WHAT IS NEEDED — Below are the entries; return every line among them that holds the word "name".

PROVIDED DATA —
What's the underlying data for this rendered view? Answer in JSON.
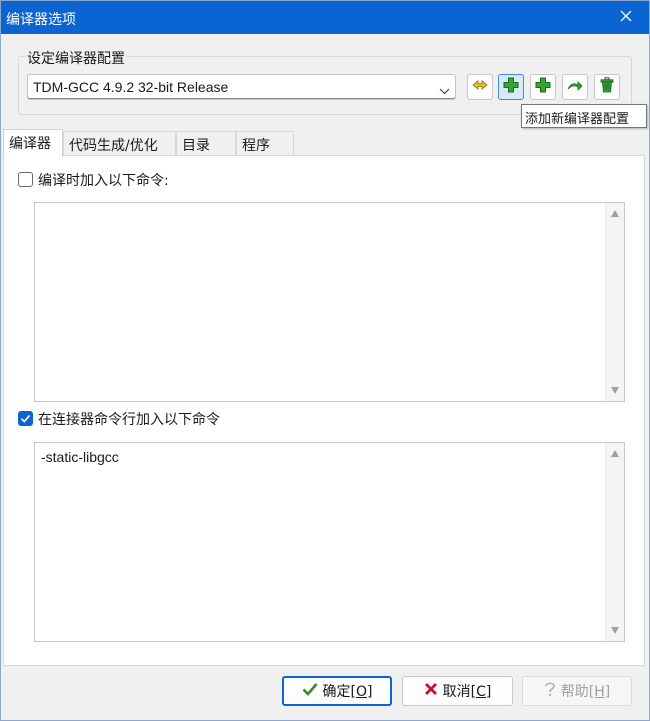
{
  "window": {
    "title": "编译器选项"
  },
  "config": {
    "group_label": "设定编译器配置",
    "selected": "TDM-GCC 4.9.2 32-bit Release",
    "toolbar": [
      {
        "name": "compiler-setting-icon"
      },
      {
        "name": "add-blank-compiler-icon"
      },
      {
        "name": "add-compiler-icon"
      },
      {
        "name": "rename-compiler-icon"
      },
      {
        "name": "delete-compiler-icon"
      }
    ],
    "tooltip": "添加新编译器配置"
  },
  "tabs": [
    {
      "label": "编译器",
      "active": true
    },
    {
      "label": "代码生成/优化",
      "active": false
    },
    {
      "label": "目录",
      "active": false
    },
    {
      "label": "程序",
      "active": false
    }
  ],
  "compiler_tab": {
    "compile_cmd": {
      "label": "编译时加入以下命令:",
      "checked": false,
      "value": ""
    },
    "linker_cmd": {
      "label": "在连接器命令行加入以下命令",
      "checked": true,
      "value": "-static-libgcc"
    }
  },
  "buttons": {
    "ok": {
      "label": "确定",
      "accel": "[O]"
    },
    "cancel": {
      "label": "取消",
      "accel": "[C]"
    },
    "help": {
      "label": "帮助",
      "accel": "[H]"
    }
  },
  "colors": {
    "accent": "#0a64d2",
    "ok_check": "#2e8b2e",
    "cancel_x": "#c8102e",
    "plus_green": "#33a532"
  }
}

WRITTEN ANSWER —
        "name": "compiler-setting-icon"
        "name": "add-blank-compiler-icon"
        "name": "add-compiler-icon"
        "name": "rename-compiler-icon"
        "name": "delete-compiler-icon"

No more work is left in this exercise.